Raven got up after a bit and went wandering, came back, and murmured in Cailing’s ear. She flushed an interesting color and, after a few hissed exchanges, got up and went with the Raven.
Raizel fought down an irrational surge of irritation. It wasn’t like he could go back home, not on a train heading towards the capital. And what was Cailing going to do?
Her mind provided her with several images of what Cailing might do. She reminded herself firmly of Amos and Emma back home. Amos. Emma. Not the Diamond Raven, not a lovely girl she happened to own, not…
“Psst. No, don’t turn around, just stay like you are.”
Raizel froze, then relaxed slowly. “Who are you,” she murmured under the sound of the conversation. The whisper had come from right behind her…
“Nobody, not anymore. If you lose your – anyway. I’m nobody, but you are known. Your name is spoken.”
“So I’m noticing.” She’d wanted to be known, hadn’t she? She’d wanted to be famous enough that Amos and Emma would be able to convince their families that the three of them should be wed.
She’d wanted to be rich enough to have it not be an issue of her family’s money – such as it was – and their families’ money.
She hadn’t quite gotten rich enough yet, although for a moment she wondered what all these slaves would be worth, if she sold them to the highest bidder.
- No, she would find a-
“Hold still and keep looking lost in thought. Just stay there.” The voice brought her back to the world in front of her, the slowly rattling train. “I know you are looking for answers.”
“And that is an answer, too. I know how you can find those answers. All of them.”
“I only have one question left,” she protested.
“That is only one way to get answers. If you truly wish to know why you, why you have been singled out, and everything that is going on that has touched you, you need to look for the right answers. And you’re not looking in the right places.”
“I’m not even looking for answers! I’m just trying to get to the capital and pay my taxes!”
It didn’t feel true coming out of her mouth. She wondered when she’d stopped thinking of this as a trip to pay her family’s taxes and get home as soon as possible.
“You don’t want to know why you’ve been singled out?”

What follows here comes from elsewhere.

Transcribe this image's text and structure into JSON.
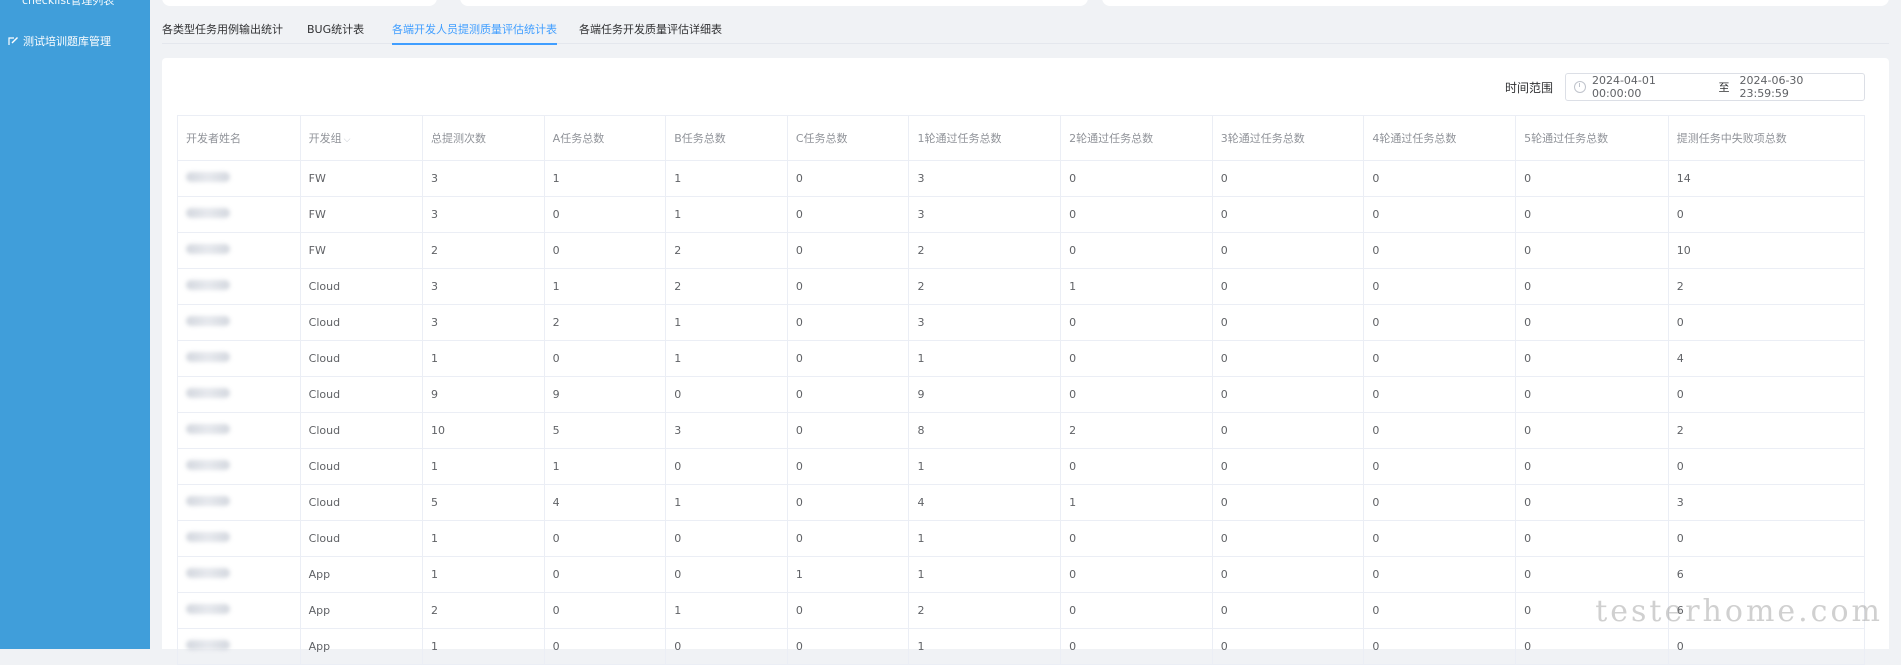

“I look like the sort of person people can take advantage of, so they do.” Just because she hated it didn’t mean it wasn’t true.
“You’re many things. You’re just barely not a child. You are on a quest that will benefit many people. You are responsible You want love. You want recognition. All of these things make you a target. And all of these things lead in to the answers you don’t have.”
“And you know how I can get the answers, I suppose.” She twisted to turn around, but something pushed her head towards the front again.
“Not if you look. If you look, I can’t help you at all. Keep your eyes up there. And what you need to do to is easy. You don’t even have to leave the train. Just go to the last car behind you, and find the missing Bear. It’s not an animal, I can assure you of that. Find the missing Bear, and cast an entanglement spell on her.”
“I -what? I don’t have any spells.”
“The woman who has faced down spectres and pixies says she has no magic.” The whispering voice scoffed. Nobody else seemed to notice that she was talking to someone. They were all in their own whispered conversations. “Of course you do. Now listen to me, this is what you will say to the Bear when you find her. On-paritet, on-jerimem, on-feckeron, on-paritet.”
“Hssst, no, not here. On-paritet, on-jerimem, on-feckeron, on-paritet. Say that to the Bear. And then you will have the answers to all of your questions.”
“All of my questions?” She thought about Amos and Emma. “Or just the ones that concern you.”
“All of your questions. Now, will you do it?”
The Raven was busy. Her slaves didn’t seem interested in her. “I suppose I will.”
“Good.” There was a brief breeze and the whisper spoke no more. A moment later, Raizel turned. There was a figure moving towards the back of the car, its gait strange, its shoulders hunched over so that it fit at all in the train.
Had that been what was talking to her? She suppressed a shudder. And she would have to go by it to get to the back.
To cast a spell on the Lost Bear.
She steeled herself and stood up.